§ Task prompt: Find each line below that includes "content", then copy it.

[[ Data provided, beginning ]]

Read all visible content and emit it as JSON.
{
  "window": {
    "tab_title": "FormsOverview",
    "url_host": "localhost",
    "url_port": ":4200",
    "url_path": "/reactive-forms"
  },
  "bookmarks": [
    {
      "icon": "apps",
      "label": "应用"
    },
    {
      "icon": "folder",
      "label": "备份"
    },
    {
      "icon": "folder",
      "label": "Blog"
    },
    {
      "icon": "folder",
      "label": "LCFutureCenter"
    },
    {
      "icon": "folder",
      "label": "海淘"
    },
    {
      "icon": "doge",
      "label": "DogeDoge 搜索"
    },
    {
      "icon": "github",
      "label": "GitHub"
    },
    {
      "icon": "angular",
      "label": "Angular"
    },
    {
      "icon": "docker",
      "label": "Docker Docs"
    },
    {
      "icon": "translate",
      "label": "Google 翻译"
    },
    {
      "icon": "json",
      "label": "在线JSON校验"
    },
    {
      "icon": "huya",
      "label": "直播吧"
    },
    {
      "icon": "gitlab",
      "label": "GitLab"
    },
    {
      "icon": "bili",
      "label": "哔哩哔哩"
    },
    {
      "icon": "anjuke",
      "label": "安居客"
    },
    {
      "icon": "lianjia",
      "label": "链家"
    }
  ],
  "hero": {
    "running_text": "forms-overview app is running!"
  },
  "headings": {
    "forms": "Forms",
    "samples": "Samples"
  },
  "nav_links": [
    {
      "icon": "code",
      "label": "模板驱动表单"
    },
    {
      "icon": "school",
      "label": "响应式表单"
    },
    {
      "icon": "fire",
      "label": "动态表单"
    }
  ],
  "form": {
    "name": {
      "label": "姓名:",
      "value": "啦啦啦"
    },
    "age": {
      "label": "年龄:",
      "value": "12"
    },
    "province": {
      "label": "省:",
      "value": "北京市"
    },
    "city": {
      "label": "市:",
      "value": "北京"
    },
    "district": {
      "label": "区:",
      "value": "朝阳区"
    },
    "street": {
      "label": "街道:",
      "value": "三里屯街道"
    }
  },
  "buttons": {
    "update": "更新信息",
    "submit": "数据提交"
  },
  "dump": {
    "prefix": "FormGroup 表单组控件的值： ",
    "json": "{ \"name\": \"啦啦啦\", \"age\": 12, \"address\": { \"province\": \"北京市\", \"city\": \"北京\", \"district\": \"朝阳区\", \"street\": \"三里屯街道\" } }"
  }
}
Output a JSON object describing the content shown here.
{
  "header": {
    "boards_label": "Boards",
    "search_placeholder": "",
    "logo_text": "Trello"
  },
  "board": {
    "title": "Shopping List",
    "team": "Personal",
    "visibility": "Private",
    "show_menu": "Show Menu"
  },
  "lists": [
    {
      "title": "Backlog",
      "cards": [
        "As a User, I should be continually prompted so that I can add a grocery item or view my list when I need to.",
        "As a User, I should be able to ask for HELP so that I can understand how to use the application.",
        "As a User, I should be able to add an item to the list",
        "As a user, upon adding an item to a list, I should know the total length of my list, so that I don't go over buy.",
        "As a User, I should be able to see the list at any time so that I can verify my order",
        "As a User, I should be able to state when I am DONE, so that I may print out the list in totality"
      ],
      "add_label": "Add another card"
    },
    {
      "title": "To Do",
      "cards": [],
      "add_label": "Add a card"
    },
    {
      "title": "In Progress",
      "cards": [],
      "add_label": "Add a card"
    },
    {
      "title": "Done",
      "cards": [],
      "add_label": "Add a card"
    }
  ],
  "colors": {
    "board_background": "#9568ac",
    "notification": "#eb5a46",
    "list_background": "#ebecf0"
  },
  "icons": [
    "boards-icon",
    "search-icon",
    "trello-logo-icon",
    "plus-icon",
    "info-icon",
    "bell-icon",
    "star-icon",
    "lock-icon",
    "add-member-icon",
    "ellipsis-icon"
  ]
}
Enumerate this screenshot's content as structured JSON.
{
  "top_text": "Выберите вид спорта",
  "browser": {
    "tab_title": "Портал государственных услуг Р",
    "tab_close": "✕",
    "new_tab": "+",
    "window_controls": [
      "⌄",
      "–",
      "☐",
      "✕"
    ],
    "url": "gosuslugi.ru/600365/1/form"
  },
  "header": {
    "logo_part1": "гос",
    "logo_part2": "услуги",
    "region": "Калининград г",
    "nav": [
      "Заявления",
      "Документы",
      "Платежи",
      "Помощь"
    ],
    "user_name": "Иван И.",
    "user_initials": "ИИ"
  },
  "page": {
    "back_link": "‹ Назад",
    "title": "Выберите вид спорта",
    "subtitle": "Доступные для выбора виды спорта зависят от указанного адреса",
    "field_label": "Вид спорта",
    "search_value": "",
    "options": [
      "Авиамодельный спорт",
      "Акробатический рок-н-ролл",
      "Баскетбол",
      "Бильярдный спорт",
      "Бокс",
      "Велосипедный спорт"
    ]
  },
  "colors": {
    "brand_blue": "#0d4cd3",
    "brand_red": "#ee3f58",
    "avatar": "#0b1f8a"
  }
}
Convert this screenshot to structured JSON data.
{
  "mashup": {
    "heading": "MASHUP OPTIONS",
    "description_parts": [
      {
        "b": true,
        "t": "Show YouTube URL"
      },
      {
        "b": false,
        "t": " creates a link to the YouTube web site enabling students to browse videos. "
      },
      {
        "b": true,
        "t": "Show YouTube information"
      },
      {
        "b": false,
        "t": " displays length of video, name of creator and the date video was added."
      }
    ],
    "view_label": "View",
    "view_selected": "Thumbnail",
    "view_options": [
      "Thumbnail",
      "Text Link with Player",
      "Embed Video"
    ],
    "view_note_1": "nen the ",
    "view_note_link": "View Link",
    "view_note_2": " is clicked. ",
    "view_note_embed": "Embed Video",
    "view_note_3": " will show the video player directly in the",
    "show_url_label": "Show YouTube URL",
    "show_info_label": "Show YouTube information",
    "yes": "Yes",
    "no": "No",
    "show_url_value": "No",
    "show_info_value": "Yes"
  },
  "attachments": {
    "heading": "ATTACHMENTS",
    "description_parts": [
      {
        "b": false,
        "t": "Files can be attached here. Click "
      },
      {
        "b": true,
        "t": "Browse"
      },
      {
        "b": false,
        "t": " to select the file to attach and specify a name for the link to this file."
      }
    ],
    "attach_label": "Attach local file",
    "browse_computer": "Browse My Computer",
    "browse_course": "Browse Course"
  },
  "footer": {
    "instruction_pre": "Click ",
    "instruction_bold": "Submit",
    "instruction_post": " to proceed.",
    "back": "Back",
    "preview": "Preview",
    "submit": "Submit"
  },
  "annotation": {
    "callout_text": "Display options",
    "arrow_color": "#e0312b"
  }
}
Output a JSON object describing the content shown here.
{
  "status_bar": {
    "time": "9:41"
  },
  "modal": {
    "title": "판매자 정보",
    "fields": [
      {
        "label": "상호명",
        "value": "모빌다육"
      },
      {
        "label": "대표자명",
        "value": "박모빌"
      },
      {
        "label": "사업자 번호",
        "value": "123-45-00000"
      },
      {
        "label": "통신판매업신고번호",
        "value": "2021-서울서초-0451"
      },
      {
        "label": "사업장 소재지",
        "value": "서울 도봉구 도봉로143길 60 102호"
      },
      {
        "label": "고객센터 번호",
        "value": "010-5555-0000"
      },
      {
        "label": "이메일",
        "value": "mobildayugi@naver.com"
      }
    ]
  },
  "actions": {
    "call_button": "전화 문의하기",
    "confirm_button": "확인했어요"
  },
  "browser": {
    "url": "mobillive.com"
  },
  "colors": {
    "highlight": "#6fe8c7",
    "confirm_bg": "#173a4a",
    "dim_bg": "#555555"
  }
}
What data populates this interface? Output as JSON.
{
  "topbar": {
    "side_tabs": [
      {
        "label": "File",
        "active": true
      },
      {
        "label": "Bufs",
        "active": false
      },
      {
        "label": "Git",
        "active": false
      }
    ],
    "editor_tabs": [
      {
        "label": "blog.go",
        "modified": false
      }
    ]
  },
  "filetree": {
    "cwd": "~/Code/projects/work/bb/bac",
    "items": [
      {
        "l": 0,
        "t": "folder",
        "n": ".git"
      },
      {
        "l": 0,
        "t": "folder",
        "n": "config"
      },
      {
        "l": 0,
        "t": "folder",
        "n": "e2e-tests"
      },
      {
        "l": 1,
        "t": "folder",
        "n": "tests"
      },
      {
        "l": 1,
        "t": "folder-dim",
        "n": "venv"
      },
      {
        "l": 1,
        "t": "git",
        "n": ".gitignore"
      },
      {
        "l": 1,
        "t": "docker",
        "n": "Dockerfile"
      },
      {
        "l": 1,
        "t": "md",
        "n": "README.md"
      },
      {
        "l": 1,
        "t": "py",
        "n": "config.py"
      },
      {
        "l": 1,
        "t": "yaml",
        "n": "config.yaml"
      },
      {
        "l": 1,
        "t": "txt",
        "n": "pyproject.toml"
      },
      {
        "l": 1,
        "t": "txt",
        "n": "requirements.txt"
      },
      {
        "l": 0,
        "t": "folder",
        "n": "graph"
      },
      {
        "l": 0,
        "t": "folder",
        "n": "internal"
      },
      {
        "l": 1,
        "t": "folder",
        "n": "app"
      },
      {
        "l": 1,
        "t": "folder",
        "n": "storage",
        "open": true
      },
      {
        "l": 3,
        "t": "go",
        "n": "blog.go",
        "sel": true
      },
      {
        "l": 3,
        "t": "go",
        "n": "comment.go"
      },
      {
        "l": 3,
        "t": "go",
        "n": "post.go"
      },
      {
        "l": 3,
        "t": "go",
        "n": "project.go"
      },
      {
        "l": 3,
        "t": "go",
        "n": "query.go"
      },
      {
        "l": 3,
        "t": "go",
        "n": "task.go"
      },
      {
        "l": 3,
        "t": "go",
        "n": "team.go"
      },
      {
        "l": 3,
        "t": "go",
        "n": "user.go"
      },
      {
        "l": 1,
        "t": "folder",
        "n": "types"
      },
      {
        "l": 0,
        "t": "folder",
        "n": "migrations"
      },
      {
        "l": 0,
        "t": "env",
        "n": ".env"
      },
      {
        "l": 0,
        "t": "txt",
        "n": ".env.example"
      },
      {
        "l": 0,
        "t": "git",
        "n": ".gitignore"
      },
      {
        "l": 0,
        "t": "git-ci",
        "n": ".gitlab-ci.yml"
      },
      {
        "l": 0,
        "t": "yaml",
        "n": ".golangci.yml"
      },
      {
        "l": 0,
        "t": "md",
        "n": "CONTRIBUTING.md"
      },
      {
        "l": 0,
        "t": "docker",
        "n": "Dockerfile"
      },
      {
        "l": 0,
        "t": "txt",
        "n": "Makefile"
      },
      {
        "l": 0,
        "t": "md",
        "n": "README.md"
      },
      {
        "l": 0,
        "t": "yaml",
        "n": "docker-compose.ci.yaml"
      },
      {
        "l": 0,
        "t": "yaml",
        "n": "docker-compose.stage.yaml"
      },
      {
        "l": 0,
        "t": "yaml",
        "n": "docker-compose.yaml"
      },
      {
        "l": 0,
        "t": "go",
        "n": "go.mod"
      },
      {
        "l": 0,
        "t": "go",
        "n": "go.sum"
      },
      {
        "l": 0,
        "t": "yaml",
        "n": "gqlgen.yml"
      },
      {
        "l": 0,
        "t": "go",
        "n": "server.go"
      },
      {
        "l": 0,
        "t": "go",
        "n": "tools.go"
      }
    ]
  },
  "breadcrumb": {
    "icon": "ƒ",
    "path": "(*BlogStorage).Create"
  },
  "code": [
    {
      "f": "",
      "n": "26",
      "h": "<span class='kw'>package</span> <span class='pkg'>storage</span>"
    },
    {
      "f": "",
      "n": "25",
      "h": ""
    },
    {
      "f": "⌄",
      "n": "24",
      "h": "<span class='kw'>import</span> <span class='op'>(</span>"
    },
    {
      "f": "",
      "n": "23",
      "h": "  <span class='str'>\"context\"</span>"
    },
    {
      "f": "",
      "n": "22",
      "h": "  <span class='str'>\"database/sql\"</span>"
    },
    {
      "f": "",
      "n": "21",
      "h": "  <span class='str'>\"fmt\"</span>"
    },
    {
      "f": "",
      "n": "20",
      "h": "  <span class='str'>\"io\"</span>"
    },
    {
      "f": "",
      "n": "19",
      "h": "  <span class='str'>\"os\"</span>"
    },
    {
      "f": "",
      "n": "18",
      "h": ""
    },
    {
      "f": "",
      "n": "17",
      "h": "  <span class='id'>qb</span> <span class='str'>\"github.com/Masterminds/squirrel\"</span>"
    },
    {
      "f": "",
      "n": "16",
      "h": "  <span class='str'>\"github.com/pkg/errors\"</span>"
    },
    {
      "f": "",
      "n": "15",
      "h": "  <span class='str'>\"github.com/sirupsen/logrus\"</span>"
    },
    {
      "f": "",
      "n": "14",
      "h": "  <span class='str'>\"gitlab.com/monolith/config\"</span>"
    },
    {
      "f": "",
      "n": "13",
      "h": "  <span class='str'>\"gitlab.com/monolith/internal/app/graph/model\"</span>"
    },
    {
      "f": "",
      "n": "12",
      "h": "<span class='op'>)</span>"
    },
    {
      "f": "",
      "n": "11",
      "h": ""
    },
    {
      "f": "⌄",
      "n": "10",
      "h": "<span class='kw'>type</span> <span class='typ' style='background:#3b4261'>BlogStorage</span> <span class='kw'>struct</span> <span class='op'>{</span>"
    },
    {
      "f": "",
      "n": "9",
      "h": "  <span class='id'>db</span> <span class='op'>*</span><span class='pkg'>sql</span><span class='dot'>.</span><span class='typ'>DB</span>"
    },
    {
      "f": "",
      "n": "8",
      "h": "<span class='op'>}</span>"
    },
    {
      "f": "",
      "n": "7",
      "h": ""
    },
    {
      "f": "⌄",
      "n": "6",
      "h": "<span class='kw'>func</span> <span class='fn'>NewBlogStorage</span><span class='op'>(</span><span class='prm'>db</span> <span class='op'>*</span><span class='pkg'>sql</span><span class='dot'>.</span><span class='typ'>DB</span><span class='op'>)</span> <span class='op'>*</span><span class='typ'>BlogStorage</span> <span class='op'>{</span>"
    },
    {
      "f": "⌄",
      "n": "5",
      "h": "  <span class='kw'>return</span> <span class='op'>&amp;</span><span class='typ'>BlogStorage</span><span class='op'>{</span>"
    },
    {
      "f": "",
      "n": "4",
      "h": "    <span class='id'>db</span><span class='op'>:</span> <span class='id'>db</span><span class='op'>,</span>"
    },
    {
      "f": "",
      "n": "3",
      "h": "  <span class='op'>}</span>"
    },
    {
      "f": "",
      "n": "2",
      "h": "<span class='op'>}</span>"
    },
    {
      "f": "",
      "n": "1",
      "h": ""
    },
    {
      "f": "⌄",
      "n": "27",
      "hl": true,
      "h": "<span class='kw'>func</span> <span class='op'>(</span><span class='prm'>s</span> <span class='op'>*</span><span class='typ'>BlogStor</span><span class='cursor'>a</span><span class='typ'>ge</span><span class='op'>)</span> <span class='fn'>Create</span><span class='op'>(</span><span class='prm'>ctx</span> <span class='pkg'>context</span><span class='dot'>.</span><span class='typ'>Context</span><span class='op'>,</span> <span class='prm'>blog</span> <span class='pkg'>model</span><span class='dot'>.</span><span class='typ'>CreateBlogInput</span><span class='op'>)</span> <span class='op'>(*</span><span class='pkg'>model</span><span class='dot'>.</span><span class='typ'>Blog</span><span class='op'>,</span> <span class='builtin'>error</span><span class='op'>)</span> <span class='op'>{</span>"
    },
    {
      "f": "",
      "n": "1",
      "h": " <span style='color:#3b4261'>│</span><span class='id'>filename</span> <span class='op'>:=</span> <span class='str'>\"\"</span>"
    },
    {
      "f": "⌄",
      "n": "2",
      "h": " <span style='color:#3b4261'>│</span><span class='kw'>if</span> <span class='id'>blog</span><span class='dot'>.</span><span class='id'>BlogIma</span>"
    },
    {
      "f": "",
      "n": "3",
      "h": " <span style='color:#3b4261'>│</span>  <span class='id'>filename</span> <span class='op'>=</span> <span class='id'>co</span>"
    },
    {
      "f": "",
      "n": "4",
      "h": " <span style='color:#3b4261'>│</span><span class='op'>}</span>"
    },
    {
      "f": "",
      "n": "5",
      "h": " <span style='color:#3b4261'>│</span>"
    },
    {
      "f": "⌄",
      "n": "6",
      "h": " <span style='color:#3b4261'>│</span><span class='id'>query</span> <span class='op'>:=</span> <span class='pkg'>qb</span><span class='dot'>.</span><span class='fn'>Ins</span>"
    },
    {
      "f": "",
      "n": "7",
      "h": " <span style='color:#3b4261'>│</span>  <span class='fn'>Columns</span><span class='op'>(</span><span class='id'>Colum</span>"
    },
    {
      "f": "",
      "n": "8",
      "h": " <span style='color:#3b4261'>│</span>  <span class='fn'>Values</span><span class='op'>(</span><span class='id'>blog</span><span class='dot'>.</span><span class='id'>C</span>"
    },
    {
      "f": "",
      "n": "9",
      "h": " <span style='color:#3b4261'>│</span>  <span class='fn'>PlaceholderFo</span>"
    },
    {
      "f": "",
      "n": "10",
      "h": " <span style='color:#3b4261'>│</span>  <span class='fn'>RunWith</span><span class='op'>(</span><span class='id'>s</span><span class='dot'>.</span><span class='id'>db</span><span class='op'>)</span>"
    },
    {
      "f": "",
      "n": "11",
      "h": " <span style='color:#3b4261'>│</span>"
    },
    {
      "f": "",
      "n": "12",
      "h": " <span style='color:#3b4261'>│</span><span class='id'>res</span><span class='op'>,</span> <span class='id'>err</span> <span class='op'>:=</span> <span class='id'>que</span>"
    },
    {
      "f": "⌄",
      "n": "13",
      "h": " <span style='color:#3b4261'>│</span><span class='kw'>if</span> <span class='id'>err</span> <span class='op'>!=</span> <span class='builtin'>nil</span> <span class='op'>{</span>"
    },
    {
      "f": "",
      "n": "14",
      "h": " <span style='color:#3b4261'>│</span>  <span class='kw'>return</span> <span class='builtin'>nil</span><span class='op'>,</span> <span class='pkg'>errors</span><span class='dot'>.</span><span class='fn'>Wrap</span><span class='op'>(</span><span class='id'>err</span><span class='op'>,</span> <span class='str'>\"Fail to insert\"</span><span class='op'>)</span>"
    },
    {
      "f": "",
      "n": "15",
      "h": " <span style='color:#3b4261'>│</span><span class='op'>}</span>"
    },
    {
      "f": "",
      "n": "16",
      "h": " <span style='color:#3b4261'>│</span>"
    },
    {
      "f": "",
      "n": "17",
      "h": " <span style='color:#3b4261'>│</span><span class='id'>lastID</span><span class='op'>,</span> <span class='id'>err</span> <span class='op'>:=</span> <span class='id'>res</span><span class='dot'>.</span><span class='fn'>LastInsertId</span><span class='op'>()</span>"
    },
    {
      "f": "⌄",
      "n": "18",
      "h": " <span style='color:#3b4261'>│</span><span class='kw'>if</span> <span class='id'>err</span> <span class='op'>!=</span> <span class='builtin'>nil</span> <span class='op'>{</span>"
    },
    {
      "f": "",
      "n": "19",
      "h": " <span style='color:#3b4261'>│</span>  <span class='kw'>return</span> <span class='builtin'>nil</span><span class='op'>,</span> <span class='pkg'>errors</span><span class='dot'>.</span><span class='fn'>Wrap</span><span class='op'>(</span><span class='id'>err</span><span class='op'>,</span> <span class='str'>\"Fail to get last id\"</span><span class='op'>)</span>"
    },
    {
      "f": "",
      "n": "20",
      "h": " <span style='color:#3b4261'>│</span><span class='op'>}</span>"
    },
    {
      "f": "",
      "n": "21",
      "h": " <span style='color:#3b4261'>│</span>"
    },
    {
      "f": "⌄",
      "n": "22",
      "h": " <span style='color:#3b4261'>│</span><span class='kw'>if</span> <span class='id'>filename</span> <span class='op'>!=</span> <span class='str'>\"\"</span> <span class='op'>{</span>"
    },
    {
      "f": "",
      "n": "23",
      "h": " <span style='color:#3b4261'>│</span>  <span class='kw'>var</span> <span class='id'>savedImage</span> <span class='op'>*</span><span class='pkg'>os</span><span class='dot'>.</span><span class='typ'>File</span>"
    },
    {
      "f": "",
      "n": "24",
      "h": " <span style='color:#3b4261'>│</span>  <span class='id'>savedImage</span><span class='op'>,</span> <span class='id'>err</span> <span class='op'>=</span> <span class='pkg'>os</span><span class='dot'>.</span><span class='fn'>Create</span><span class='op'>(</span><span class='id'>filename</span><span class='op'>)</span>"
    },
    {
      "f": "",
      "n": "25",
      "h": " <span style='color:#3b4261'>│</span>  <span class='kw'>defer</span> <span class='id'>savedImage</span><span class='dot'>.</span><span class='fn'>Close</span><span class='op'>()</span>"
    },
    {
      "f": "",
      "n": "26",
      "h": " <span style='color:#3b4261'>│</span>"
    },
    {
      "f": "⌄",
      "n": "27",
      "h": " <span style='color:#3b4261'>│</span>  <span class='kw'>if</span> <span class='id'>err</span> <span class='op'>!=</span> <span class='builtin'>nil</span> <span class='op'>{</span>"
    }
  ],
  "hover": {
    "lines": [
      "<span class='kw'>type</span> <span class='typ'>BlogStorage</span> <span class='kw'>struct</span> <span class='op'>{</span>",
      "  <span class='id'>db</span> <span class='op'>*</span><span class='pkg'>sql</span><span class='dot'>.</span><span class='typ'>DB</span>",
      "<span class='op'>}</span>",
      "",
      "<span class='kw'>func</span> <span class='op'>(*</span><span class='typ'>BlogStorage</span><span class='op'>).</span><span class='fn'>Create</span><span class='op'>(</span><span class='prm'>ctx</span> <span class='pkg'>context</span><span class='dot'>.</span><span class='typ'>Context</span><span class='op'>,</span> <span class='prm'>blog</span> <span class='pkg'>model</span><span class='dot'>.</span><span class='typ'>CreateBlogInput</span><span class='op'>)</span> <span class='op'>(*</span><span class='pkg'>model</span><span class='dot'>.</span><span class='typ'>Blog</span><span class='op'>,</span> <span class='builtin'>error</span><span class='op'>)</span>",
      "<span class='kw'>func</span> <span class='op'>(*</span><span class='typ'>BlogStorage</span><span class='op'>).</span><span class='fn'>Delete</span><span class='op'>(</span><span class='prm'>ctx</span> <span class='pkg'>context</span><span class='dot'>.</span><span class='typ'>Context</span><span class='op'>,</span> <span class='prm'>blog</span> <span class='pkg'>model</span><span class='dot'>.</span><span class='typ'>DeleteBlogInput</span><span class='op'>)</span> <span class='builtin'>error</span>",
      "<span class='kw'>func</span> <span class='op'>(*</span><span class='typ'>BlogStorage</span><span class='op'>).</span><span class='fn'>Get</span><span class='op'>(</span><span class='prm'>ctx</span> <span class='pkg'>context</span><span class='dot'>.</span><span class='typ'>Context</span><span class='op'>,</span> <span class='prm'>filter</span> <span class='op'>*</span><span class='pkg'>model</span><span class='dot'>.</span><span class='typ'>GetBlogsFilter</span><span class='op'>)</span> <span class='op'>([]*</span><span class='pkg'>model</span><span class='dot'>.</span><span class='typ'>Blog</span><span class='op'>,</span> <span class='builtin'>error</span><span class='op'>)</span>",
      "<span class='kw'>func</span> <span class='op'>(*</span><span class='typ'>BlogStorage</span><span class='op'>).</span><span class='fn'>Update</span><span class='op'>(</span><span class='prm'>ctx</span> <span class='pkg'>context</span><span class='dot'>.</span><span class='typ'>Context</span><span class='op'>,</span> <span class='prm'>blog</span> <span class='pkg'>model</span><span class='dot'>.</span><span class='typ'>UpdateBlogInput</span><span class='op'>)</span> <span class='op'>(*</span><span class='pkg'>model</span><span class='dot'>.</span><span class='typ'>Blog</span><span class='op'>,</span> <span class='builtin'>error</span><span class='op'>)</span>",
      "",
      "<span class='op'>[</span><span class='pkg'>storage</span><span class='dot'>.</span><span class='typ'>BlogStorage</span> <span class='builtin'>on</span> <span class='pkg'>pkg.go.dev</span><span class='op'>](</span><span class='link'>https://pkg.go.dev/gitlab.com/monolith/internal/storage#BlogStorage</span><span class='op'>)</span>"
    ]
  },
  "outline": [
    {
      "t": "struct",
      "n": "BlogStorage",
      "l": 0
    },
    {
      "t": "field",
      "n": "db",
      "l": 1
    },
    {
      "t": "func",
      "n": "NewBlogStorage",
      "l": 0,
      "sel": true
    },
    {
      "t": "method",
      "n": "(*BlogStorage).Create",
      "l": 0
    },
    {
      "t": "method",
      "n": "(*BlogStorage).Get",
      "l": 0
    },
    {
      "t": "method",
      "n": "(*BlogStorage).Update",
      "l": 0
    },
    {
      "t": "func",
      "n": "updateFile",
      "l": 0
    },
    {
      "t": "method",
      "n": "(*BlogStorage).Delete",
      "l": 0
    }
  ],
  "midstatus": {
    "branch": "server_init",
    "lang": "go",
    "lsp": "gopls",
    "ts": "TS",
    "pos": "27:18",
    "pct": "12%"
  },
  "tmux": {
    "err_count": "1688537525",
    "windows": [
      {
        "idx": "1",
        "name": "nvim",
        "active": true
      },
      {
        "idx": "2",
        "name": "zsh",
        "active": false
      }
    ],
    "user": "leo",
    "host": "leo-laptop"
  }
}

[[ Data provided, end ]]

§ Written solution:
Read all visible content and emit it as JSON.
Output a JSON object describing the content shown here.
Enumerate this screenshot's content as structured JSON.
Output a JSON object describing the content shown here.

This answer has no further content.